There are several critical steps that the Obama administration and Congress need to take to move our nation forward and out of the present situation. First, they need to state explicitly that it is the policy of the United States to protect, maintain and restore the health of ocean, coastal and Great Lakes ecosystems and to enhance the sustainability of ocean and coastal economies. This policy should require that federal agencies administer U.S. funding and laws to the fullest extent possible consistent with this national strategy.
A key approach to getting this done is using an ecosystem-based management approach. This considers the effects of our activities on all critical components of coastal and ocean ecosystems, including human and nonhuman species. It means managing resources that span neighboring jurisdictions, such as between federal and state waters, or between state waters. It also means understanding how our activities on land affect our coastal waters, and managing accordingly. This is simply common sense.
A new paradigm for managing our coastal and marine areas also needs to consider the effects of multiple activities on each other, including tourism and recreation, fisheries, transportation, urban development, renewable energy, oil and gas development, and other potential uses. A new national ocean policy should be based on understanding how one activity affects resources used in another activity. Understanding requires strengthening federal investments in ocean and coastal science and a renewed effort in science education, enabling public and management decisions to be based on the best information.

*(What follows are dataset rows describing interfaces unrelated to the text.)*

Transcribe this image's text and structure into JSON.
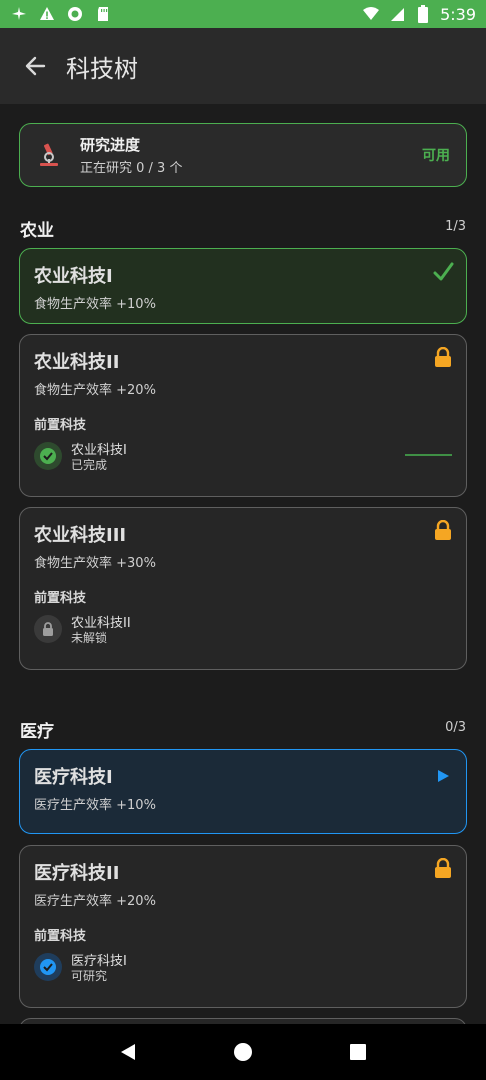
{
  "status_bar": {
    "time": "5:39",
    "icons": [
      "airplane-mode-icon",
      "warning-icon",
      "sync-icon",
      "sd-card-icon",
      "wifi-icon",
      "signal-icon",
      "battery-icon"
    ]
  },
  "app_bar": {
    "title": "科技树",
    "back_icon": "back-arrow-icon"
  },
  "research_progress": {
    "title": "研究进度",
    "subtitle": "正在研究 0 / 3 个",
    "status": "可用",
    "icon": "microscope-icon"
  },
  "sections": [
    {
      "title": "农业",
      "count": "1/3",
      "techs": [
        {
          "name": "农业科技I",
          "desc": "食物生产效率 +10%",
          "state": "completed",
          "icon": "checkmark-icon"
        },
        {
          "name": "农业科技II",
          "desc": "食物生产效率 +20%",
          "state": "locked",
          "icon": "lock-icon",
          "prereq_label": "前置科技",
          "prereq": {
            "name": "农业科技I",
            "state": "已完成",
            "icon": "check-circle-icon"
          }
        },
        {
          "name": "农业科技III",
          "desc": "食物生产效率 +30%",
          "state": "locked",
          "icon": "lock-icon",
          "prereq_label": "前置科技",
          "prereq": {
            "name": "农业科技II",
            "state": "未解锁",
            "icon": "lock-icon"
          }
        }
      ]
    },
    {
      "title": "医疗",
      "count": "0/3",
      "techs": [
        {
          "name": "医疗科技I",
          "desc": "医疗生产效率 +10%",
          "state": "available",
          "icon": "play-icon"
        },
        {
          "name": "医疗科技II",
          "desc": "医疗生产效率 +20%",
          "state": "locked",
          "icon": "lock-icon",
          "prereq_label": "前置科技",
          "prereq": {
            "name": "医疗科技I",
            "state": "可研究",
            "icon": "check-circle-icon"
          }
        }
      ]
    }
  ],
  "colors": {
    "accent_green": "#4caf50",
    "accent_blue": "#2196f3",
    "lock_orange": "#f5a623"
  }
}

Our nation is now undergoing a crucial transition. We are re-evaluating the core principles that guide our economic and environmental policies. As our leaders steer the nation through this process, they need to recognize that our oceans and coasts maintain a strong economy and high quality of life for all Americans. The present lack of coordination at the federal level has serious impacts. If we don't fix this, the combined effects of all pressures on our ocean and coastal resources will have a negative impact on our jobs and the economy in Florida.

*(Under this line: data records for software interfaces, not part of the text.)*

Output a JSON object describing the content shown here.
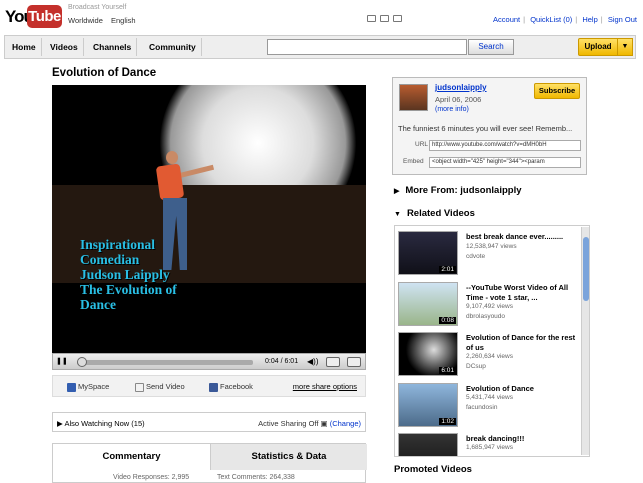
{
  "header": {
    "logo_you": "You",
    "logo_tube": "Tube",
    "tagline": "Broadcast Yourself",
    "locale_region": "Worldwide",
    "locale_language": "English",
    "top_links": [
      "Account",
      "QuickList (0)",
      "Help",
      "Sign Out"
    ]
  },
  "nav": {
    "tabs": [
      "Home",
      "Videos",
      "Channels",
      "Community"
    ],
    "search_value": "",
    "search_button": "Search",
    "upload_button": "Upload",
    "upload_dropdown": "▼"
  },
  "video": {
    "title": "Evolution of Dance",
    "overlay_lines": [
      "Inspirational",
      "Comedian",
      "Judson Laipply",
      "The Evolution of",
      "Dance"
    ],
    "time": "0:04 / 6:01",
    "progress": 0.01
  },
  "share": {
    "myspace": "MySpace",
    "send_video": "Send Video",
    "facebook": "Facebook",
    "more_share": "more share options"
  },
  "also_watching": {
    "label": "Also Watching Now",
    "count": "(15)",
    "active_sharing": "Active Sharing Off",
    "change": "(Change)"
  },
  "tabs": {
    "commentary": "Commentary",
    "statistics": "Statistics & Data",
    "commentary_sub": "Video Responses: 2,995",
    "statistics_sub": "Text Comments: 264,338"
  },
  "uploader": {
    "name": "judsonlaipply",
    "date": "April 06, 2006",
    "more_info": "(more info)",
    "subscribe": "Subscribe",
    "description": "The funniest 6 minutes you will ever see! Rememb...",
    "url_label": "URL",
    "url_value": "http://www.youtube.com/watch?v=dMH0bH",
    "embed_label": "Embed",
    "embed_value": "<object width=\"425\" height=\"344\"><param"
  },
  "sections": {
    "more_from": "More From: judsonlaipply",
    "related": "Related Videos",
    "promoted": "Promoted Videos"
  },
  "related_videos": [
    {
      "title": "best break dance ever.........",
      "views": "12,538,947 views",
      "user": "cdvote",
      "duration": "2:01"
    },
    {
      "title": "--YouTube Worst Video of All Time - vote 1 star, ...",
      "views": "9,107,492 views",
      "user": "dbrolasyoudo",
      "duration": "0:08"
    },
    {
      "title": "Evolution of Dance for the rest of us",
      "views": "2,260,634 views",
      "user": "DCsup",
      "duration": "6:01"
    },
    {
      "title": "Evolution of Dance",
      "views": "5,431,744 views",
      "user": "facundosin",
      "duration": "1:02"
    },
    {
      "title": "break dancing!!!",
      "views": "1,685,947 views",
      "user": "",
      "duration": ""
    }
  ],
  "colors": {
    "brand_red": "#c4302b",
    "link_blue": "#0033cc",
    "subscribe_yellow": "#f0b800",
    "overlay_cyan": "#29bfe5"
  }
}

President Barack Obama's Ocean Task Force has released an interim report in which it proposes to use an ecosystem-based management approach that is based on science. The task force is looking for public input on their strategies. The Ocean Task Force's next public hearing is on Monday afternoon in New Orleans. Members of the public can join the meeting from Florida via phone or live Webcast. Public participation in this process is important to make sure that a workable implementation framework is put forward by the task force in their report to the president, due by Dec. 9. Our participation will further encourage the president to implement wise and strong national policies, and persuade Congress to codify these policies in the law. For more information, visit http://www.white house.gov/oceans.
Frank Muller-Karger is a professor in oceanography in the College of Marine Science at the University of South Florida and a former member of the U.S. Commission on Ocean Policy.